Next is Craig’s mid-blue long sleeve polo and navy chinos from Casino Royale. Again, we have a nice balance of color running from top to bottom. Notice how the shirt fits across the shoulders and the way he wears it unbuttoned? Again, the width of his upper body is emphasized, drawing attention away from the mid-section.
The last look may be a little controversial. Personally, I think it’s a great example of how bigger guys can wear patterns. The Zara shirt has a small floral print that doesn’t overwhelm the pale blue background of the fabric. And he wears it untucked over a pair of light grey chinos. Wearing shirts untucked is another strategy recommended in many articles focused style for larger men. Now, on to the leather jacket. Obviously, the Levi’s Menlo is a more slim fitting garment and its cropped length isn’t ideal for larger men. Instead of trying to find a Menlo in your size, use it for inspiration to go out and find a tailored leather jacket that does work on your frame.
Some final thoughts on …
Once again, fit is king. As a general rule, avoid sweaters that bag out around the waist. That’s true for everyone. Look for sweaters that follow the lines of your body and fit in the shoulders. For larger men, v-necks tend to work better than crew necks, since they help create the effect of a longer face and neck.
Another great sweater option for sweaters is the long sleeve polo collar. Check out Connery at Shrublands in Thunderball for example. In the case of both v-neck and polo collar sweaters, stick with darker, solid colors. Not only do they work better for your larger frame, it’s what Bond would do.
“But what about Bond’s oh-so-popular Mathis Villa black shawl collar cardigan?” you ask. Well, many articles recommend that big guys stay away from cardigans. My thoughts? If you want to wear it, then wear it and own it. Just focus on the fit in the shoulders and make sure it doesn’t get sloppy in the mid-section. And remember: the bottom button stays open!
In terms of materials and patterns, I can’t think of a single Bond tie that you couldn’t wear. From Connery’s grenadines and knits, through the bolder patterns of the Moore and Brosnan eras, up to Craig’s more monochromatic designs, they should all work.
In terms of width, sticking with the classic 3″ to 3.5″ is a safe strategy.
What about knots? Men with thicker necks and rounder faces tend to benefit from heavier knots that help balance the weight above them. If you’re wearing a tie made from a thicker fabric, such as heavy silk, the traditional four-in-hand gets the job done. If you’re using a thinner material, such as grenadine or lighter silk, then consider a half-windsor.
Let’s not forget that one of the key strategies for larger men is too the appearance of weight below the knee to help create balance with the heavier upper body. Footwear certainly plays a big role in that!
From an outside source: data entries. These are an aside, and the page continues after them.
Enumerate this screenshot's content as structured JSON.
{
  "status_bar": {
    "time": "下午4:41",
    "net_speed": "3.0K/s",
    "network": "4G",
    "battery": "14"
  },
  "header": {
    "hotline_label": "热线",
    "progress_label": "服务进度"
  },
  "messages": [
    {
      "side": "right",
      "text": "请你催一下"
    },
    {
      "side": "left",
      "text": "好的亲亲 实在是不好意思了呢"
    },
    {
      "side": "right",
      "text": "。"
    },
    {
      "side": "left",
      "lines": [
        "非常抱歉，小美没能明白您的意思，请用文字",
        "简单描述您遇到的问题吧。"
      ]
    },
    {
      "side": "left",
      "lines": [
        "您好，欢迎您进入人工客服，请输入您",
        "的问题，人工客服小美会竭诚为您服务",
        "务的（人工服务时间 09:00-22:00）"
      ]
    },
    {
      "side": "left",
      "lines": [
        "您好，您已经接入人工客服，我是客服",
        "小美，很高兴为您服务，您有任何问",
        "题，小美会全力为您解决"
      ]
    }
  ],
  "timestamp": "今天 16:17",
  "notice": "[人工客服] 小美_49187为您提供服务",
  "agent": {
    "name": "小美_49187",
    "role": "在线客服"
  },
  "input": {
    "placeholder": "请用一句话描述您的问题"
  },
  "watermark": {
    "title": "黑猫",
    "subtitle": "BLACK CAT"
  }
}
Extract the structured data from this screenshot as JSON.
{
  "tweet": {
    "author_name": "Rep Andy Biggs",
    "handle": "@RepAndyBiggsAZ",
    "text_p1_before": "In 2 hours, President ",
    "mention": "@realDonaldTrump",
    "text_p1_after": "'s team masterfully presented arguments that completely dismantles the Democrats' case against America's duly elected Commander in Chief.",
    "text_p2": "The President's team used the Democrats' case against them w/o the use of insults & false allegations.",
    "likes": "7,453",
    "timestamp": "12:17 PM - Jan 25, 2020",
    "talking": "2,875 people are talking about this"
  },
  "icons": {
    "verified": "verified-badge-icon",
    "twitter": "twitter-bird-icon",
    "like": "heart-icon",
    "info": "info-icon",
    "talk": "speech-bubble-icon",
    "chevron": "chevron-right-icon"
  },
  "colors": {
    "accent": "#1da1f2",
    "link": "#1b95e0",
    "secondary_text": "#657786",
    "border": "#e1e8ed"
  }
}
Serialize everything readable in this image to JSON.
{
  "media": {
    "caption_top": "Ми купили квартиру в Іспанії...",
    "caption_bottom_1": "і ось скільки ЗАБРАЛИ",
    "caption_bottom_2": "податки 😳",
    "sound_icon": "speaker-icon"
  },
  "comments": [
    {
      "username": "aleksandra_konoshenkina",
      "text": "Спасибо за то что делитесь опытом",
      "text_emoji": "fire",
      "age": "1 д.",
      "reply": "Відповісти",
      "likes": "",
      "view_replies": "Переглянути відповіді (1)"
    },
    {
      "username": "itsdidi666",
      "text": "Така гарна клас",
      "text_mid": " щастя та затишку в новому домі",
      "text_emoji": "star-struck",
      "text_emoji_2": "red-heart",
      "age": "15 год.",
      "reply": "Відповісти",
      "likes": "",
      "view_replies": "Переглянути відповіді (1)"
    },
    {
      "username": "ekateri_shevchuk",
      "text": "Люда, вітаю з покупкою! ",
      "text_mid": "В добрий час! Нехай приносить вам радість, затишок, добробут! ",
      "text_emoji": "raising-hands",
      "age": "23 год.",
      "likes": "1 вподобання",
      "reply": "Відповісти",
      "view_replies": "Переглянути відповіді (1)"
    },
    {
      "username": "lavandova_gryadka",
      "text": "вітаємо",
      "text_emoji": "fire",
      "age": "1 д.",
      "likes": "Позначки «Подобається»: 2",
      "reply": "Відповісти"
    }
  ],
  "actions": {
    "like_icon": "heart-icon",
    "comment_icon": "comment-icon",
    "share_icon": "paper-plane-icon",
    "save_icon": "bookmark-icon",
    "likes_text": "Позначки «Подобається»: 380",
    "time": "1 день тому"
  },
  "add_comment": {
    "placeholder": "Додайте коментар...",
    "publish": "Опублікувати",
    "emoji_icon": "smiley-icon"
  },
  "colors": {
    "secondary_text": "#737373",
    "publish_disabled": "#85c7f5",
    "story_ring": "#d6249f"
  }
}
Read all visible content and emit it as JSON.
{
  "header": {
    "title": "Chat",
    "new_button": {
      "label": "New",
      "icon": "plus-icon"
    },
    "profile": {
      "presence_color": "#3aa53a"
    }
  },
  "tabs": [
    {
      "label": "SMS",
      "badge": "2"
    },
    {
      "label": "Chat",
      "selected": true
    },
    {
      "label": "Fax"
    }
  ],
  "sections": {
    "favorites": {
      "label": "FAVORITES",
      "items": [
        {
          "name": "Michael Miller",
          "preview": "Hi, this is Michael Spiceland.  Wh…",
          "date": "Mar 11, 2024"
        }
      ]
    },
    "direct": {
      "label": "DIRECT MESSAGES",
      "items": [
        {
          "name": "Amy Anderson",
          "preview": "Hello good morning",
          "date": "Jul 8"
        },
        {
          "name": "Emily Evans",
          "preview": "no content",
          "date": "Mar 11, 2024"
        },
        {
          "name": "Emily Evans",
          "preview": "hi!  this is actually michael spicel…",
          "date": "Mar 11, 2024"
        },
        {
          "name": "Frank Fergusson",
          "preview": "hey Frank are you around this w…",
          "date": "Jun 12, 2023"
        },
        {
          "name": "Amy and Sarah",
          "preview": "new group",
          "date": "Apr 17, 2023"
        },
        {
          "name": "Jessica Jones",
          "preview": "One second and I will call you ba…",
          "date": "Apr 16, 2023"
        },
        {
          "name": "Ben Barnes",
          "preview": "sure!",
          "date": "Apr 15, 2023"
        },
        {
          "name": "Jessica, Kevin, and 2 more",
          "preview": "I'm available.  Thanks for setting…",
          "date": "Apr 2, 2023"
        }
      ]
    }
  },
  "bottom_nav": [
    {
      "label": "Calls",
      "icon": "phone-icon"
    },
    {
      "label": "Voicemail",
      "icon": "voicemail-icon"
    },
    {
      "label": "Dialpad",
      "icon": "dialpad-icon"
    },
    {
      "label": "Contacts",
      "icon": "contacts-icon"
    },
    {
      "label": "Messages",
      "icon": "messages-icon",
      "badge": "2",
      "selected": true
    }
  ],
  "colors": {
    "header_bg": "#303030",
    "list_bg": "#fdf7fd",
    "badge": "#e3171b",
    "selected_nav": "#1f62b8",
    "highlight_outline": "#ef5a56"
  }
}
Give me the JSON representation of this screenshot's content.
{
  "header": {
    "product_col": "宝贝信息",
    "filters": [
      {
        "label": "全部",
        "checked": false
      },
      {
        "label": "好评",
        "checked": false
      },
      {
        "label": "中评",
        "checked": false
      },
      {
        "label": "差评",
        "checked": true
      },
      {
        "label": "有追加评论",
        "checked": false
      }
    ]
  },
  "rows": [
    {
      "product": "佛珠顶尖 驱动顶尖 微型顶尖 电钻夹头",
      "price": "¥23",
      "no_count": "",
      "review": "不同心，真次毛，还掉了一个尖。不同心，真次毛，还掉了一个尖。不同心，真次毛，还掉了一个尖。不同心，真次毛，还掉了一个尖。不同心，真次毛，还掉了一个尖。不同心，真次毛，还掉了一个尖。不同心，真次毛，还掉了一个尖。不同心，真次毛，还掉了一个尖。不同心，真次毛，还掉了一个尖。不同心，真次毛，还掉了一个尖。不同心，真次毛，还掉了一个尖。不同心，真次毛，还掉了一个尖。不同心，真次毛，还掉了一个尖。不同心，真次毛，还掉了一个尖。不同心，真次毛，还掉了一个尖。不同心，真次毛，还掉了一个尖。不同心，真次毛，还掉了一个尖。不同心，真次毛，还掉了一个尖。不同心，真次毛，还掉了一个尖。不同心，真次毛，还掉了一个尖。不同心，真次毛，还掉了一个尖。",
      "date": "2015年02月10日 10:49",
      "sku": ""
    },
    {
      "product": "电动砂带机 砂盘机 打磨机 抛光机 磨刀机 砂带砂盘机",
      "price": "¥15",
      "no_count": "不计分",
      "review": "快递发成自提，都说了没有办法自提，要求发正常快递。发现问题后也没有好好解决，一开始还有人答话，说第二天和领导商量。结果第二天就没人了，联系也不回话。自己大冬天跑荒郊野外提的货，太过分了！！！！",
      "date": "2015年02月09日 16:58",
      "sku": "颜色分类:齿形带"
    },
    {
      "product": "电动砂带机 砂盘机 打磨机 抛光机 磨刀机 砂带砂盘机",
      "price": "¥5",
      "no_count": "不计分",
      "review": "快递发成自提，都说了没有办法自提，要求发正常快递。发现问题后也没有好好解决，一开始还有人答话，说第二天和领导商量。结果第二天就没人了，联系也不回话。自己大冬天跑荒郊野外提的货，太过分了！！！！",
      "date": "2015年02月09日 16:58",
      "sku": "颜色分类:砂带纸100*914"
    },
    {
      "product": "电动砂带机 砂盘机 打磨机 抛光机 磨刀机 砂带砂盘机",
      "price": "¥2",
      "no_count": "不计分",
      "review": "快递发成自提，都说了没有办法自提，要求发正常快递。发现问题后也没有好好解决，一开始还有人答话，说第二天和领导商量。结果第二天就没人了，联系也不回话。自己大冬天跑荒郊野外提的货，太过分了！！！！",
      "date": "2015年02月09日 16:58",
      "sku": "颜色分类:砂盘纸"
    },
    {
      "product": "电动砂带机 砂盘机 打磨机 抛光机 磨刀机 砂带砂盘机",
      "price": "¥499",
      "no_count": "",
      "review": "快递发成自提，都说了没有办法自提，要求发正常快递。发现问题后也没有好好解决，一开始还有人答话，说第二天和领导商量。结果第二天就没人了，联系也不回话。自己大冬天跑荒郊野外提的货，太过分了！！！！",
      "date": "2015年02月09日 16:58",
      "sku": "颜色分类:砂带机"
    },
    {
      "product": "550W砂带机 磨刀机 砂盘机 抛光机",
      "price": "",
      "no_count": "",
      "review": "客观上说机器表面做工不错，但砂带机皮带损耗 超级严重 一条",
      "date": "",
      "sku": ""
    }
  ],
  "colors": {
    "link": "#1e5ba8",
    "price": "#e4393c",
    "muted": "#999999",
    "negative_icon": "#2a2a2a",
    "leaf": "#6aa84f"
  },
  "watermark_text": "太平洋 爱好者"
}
For dress shoes, you want to avoid smooth finishes and thin leather soles. Instead, consider something with some broguing at the toe and heavier soles. The Church’s Diplomat, which Brosnan wore in Goldeneye, is an excellent example.
If you want to try something a little different (but not too out there), think about experimenting with some monk straps or even dress chukkas like the Crockett & Jones Tetbury boots.
For casual footwear, boots are your friends. Which is great news, because Bond loved his boots! Dark brown suede chukkas are an obvious choice. But brogue wingtip boots, like the Crockett & Jones Islays, are also a way to go. And to mix it up, try out something like the beige suede J.Crew Kenton field boots from SPECTRE. The actual Kenton boots are difficult to find. But the Golden Fox Boondocker Boots are a great alternative.
I’m going to skip the traditional article wrap-up here. Instead, I want to open up this discussion so all you big and tall Bond fans out there can share your Bond style for bigger guys strategies. How do you capture the Bond-look? What works for you? What doesn’t? Let us know if the comments below!